In an analysis of Zimbabwe on its website, the U.S. International Trade Administration notes: “Foreign currency retention requirements have challenged exporters, particularly when this gap has grown to such extremes, and international firms have faced challenges repatriating profits.”
And during a virtual event in May, Chris Hunnicutt, senior economic officer at the U.S. Embassy in Zimbabwe, noted challenges that affect investment in the country include “policy flip-flopping where things change unexpectedly.”
By increasing the export surrender, the government hoped to raise funds for the Foreign Exchange Auction Trading System, launched last year to bring stability, efficiency and transparency to foreign transactions.
The Reserve Bank’s governor and deputy governor didn’t respond to interview requests.
A higher export surrender bloats business costs and “also encourages practices where people bank their money offshore to try and evade these policies,” economist Prosper Chitambara says.
Kudakwashe is one of those people.
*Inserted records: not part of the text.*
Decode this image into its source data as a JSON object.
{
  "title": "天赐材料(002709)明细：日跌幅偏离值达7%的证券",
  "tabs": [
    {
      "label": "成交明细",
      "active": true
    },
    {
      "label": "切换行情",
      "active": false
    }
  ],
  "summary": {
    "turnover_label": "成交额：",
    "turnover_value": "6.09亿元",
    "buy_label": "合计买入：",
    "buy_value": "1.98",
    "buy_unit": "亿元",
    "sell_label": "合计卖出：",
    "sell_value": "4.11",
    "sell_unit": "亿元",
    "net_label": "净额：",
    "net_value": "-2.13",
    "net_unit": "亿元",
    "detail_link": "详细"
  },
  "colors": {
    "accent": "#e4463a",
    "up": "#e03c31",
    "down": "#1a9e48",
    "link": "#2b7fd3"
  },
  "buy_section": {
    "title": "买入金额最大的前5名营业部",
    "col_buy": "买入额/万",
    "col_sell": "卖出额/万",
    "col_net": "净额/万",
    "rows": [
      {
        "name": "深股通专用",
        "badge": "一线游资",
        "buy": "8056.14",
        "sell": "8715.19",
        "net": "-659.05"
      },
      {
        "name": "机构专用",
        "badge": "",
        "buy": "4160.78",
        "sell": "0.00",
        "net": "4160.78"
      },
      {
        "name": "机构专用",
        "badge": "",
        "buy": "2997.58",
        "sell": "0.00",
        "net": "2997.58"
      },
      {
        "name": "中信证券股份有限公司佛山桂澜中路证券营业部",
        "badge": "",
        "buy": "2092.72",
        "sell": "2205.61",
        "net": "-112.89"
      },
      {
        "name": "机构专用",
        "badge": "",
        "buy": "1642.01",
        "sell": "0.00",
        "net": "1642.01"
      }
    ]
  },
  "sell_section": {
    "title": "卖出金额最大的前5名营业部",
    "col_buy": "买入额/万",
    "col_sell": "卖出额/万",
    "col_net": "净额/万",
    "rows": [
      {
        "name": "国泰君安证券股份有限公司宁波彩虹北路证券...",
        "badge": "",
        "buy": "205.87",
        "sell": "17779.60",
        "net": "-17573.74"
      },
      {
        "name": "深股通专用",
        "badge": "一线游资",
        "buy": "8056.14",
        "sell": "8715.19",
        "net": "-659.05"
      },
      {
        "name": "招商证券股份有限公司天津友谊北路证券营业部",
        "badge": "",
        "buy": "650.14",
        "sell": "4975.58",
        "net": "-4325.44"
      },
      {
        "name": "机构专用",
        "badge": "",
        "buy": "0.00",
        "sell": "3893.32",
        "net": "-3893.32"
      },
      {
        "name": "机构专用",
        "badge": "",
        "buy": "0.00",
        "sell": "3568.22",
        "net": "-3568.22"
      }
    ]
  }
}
Kudakwashe, who asked to be identified only by his first name for fear of arrest, started a trucking business in December 2020 but skirts the new policy by slipping his foreign earnings into an offshore account.
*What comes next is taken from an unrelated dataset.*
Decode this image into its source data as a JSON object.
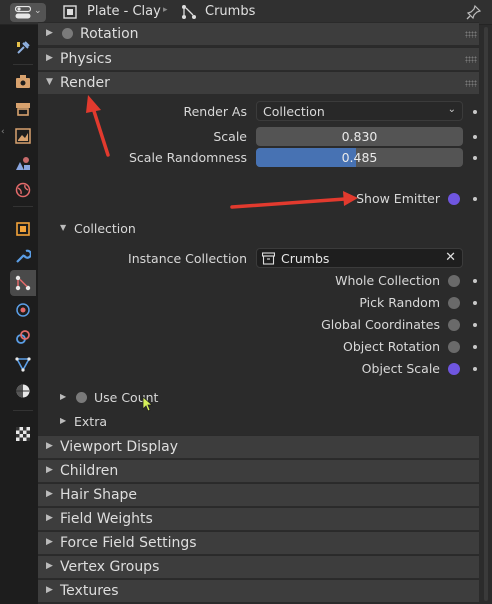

“I realized that it was better to keep my money elsewhere, where I know I can withdraw it, as it is without a portion being converted into local currency,” he says. “If such policies were not in place, I would have had foreign currency accounts locally. But such policies will hinder growth, especially for startups like me.”
Gamuchirai Masiyiwa, GPJ Zimbabwe
Tinashe Rukwere, who owns a trucking company, says the new directive chews up his profit and complicates operations, as most of his needs require foreign exchange. He must buy fuel, for example, with foreign currency.
The new policy “affects funds for operations and, for someone who is starting investments, they may fail to continue with operations,” Rukwere says.
For his tobacco, Manomano received $900 and 51,000 Zimbabwean dollars (about $600). He wanted to buy 5 tons of fertilizer and equipment, but he could purchase only 2 tons.
“I also have debts back home which I have not yet paid, so I do feel the impact,” he says.
Talita Katsenga, who lives in Mvurwi, a town in northern Zimbabwe, wants to be paid at least 80% in foreign currency because most supplies she and her fellow tobacco growers need are bought in U.S. dollars. A lack of foreign currency means she may be unable to afford fertilizer, chemicals and labor. All of which could force her to delay her harvest.
“Given the prevailing economic situation, it will be difficult to be able to go back in the field,” she says. “As farmers, we are between a rock and a hard place.”